It was 3:23PM.

I was reading a tutorial about something unrelated when I was told that setting up a free SSL cert and HTTPS with NGINX is easy. That there’s something nifty now called Lets Encrypt, and that they just give out free certs like candy, and make it easy to config too.

I remember being told that that was a daunting task years ago. I don’t know all that much about HTTPS, but I’ve been on a little bit of an encryption kick lately. There was no way I was going to pass up the chance to add a little extra security to the internet!

So I go to

I’m told I should use certbot, since I have shell access to my server.

At I tell a cute robot-key-creature what web server and operating system I’m using — NGINX and CentOS7. The cute robot tells me to add a repository I already added years ago to my yum repo list, so I skip that step and simply run sudo yum install certbot-nginx. It works.

The site tells me I can go all-in via sudo certbot --nginx, in which case the package will go ahead and edit my NGINX conf files itself, or I can just use the certbot to get the cert and set up the confs myself. I went all in.

I was given a few basic prompts — I was asked for my email and had to agree to ToS — and then it got cool. It asked me which hosts I wanted to set up. I didn’t have to do anything and there was a list of what I believe are all the domains pointing to my IP, including with “subdomain” specificity. I chose to only set up and…

And then it failed validation.

The error message:

Failed authorization procedure. (tls-sni-01): urn:acme:error:connection :: The server could not connect to the client to verify the domain :: Error getting validation data, (tls-sni-01): urn:acme:error:connection :: The server could not connect to the client to verify the domain :: Error getting validation data

My firewall wouldn’t let the certbot reach out and do what it needed to do. Being impatient, I temporarily turned off my firewall rather than configuring it to allow HTTPS and then I re-ran the certbot. I got another prompt asking me whether or not I wanted to force the site(s) to direct to HTTPS and that was that. There was my site, running HTTPS, and doing a 301 redirect for the HTTP URLS!

I did have to enable HTTPS on my firewall and restart it. Running sudo firewall-cmd --permanent --add-service=https and sudo service firewalld restart did it!

My site was running HTTPS and only HTTPS by 4pm. It was glorious.

Which isn’t to say there weren’t other problems.
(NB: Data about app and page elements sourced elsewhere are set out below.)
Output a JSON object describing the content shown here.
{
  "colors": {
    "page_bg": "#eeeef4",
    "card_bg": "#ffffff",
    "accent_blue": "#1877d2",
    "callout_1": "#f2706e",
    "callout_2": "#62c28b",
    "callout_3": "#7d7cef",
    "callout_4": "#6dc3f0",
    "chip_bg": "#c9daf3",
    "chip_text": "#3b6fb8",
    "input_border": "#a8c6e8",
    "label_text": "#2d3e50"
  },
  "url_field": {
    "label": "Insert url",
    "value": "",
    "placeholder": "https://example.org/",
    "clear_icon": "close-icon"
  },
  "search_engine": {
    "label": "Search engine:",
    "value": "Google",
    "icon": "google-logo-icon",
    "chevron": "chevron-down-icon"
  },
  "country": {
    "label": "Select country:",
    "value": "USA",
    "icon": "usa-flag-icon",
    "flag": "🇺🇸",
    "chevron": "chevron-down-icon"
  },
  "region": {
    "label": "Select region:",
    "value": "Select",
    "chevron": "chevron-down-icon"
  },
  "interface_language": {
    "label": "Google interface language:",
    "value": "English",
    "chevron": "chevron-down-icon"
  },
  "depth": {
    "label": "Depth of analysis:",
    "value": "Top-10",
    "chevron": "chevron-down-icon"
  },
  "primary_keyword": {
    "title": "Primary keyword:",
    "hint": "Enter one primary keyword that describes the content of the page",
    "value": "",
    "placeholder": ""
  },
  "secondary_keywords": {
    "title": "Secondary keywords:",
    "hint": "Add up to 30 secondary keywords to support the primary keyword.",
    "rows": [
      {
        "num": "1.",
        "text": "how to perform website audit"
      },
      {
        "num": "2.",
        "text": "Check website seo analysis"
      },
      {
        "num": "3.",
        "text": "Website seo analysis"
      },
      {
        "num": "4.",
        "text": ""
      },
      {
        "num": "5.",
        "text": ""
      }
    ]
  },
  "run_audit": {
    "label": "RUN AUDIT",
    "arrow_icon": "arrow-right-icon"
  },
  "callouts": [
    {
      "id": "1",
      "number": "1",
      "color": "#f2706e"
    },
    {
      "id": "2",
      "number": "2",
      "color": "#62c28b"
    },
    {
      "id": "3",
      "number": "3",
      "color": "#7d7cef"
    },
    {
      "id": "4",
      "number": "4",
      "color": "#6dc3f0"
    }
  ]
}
My site wasn’t actually running properly.

Yes, certbot inserted the rather simple nginx confs in the right spot to get my site to serve HTTPS and redirect HTTP. This is surprising, really, as I have a rather odd nginx setup; I use nginx both as my server and my cache server, with one server block listening on port 80 and cacheing things and an upstream server block listening on and serving files or whatever PHP gives it. Based on the console output from certbot, it did experience some confusion with my conf files, but it nonetheless accurately put this in the right server block (the top-level one):
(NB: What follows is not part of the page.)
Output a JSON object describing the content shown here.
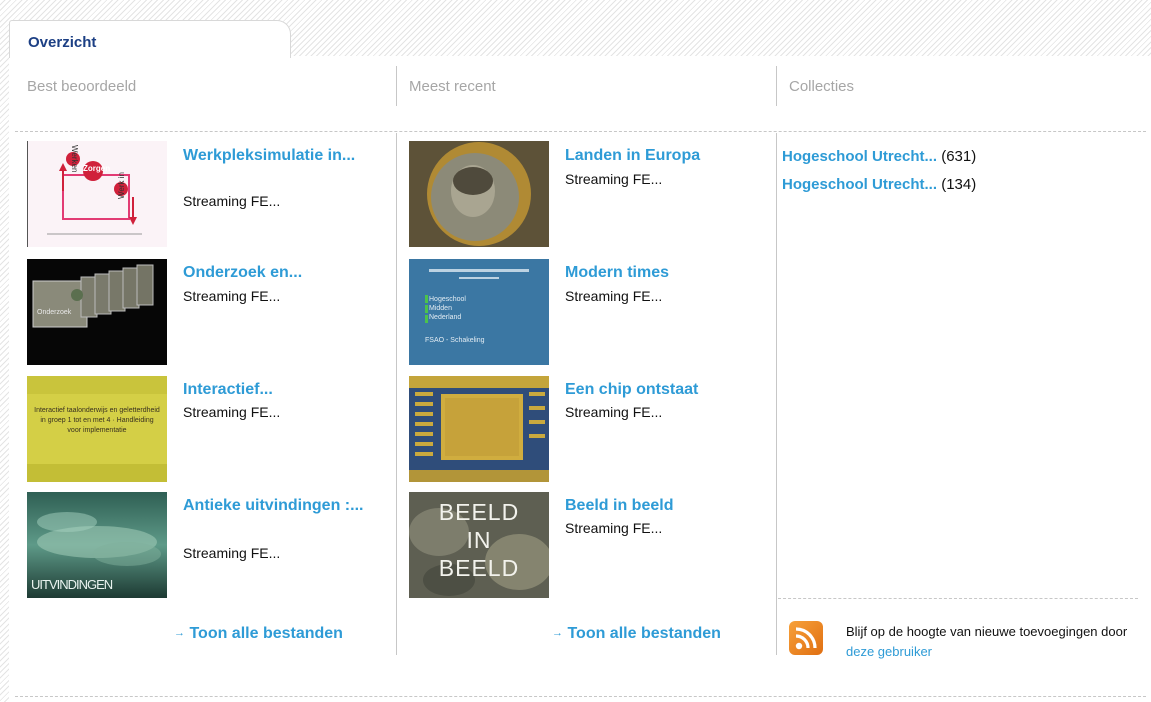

listen 443 ssl; # managed by Certbot
ssl_certificate /etc/letsencrypt/live/; # managed by Certbot
ssl_certificate_key /etc/letsencrypt/live/; # managed by Certbot
include /etc/letsencrypt/options-ssl-nginx.conf; # managed by Certbot

if ($scheme != "https") {
return 301 https://$host$request_uri;
} # managed by Certbot

# Redirect non-https traffic to https
# if ($scheme != "https") {
# return 301 https://$host$request_uri;
# } # managed by Certbot

But when that first server block handed off the request to the second server block, it didn’t hand off the information explaining that the original request was HTTPS, and the PHP generating my site at the end certainly had no knowledge of whether or not the site was HTTPS. As I understand it, this is a potential problem with HTTPS and proxies for frameworks other than WordPress, but it is definitely a problem for WordPress.

Completely expectedly, I had to go through the usual process of changing WP over to using the new URL with the https in it instead of HTTP, but that’s just a given part of the process of working with WordPress. Once I did that, the site was mostly working — except for the dashboard. If you try hitting the HTTPS version of the admin section of a WordPress site, WordPress wants $_SERVER[‘HTTPS’] to be set. It has to be set, I believe, to either 1 or ‘ON’. Otherwise you’ll get an endless redirect loop.

There are a number of unpleasant ways to get around this, and I’m not certain this is the one I’m going to go with in the long-term. Maybe I’ll just finally give in and stop using WP. But in the meantime, I simply added this in with the other stuff in my nginx config directing extra variables to be handed off to fast_cgi by NGINX: fastcgi_param HTTPS ON; and voila, no more redirects!

Thankfully, in writing this, I went back to look at the certbot website, and realized there’s an additional step I have to do, some time in the next 90 days. Apparently LetsEncrypt certs expire every 90 days, and while it’s at least as straightforward to renew them, one still has to do so. The certbot recommends setting up a process that tries to renew them twice a day every day. Better safe than sorry and all that.

Hopefully I’ll remember to do that tomorrow.